TASK DESCRIPTION.
Show every line of the data where the word "label" can be found.

+++++

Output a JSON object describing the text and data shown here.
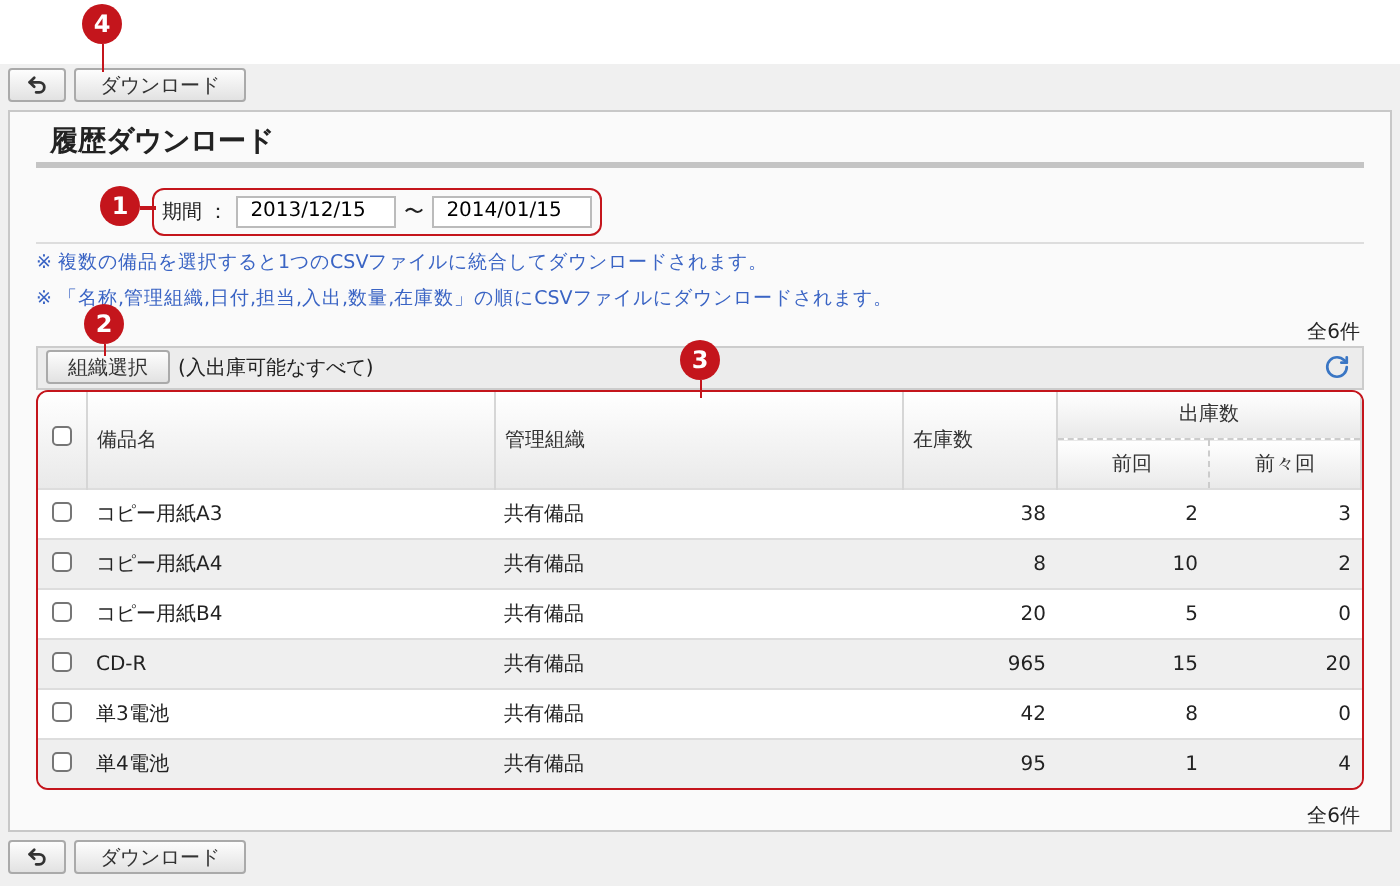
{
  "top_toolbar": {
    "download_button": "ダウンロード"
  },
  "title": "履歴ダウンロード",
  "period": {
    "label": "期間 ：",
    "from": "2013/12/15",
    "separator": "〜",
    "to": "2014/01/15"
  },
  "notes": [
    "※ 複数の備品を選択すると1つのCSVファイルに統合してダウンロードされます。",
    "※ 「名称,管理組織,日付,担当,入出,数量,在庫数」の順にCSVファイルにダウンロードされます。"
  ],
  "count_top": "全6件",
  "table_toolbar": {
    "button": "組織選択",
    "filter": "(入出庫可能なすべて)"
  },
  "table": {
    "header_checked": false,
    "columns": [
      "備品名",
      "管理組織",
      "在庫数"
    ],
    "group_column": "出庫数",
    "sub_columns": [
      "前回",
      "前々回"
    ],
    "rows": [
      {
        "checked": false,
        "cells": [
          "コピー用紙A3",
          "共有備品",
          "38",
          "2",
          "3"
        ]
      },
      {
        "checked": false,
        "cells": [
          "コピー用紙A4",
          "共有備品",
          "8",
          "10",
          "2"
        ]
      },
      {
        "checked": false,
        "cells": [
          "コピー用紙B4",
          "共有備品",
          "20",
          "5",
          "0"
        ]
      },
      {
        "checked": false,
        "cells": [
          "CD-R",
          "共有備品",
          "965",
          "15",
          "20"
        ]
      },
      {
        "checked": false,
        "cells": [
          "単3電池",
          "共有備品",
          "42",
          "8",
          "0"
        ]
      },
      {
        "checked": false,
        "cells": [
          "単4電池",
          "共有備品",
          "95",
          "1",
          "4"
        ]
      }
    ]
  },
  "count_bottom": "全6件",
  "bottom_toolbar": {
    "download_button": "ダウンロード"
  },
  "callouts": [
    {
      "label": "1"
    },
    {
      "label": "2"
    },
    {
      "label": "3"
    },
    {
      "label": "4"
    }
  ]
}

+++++

FINAL ANSWER.
    "label": "期間 ：",
      "label": "1"
      "label": "2"
      "label": "3"
      "label": "4"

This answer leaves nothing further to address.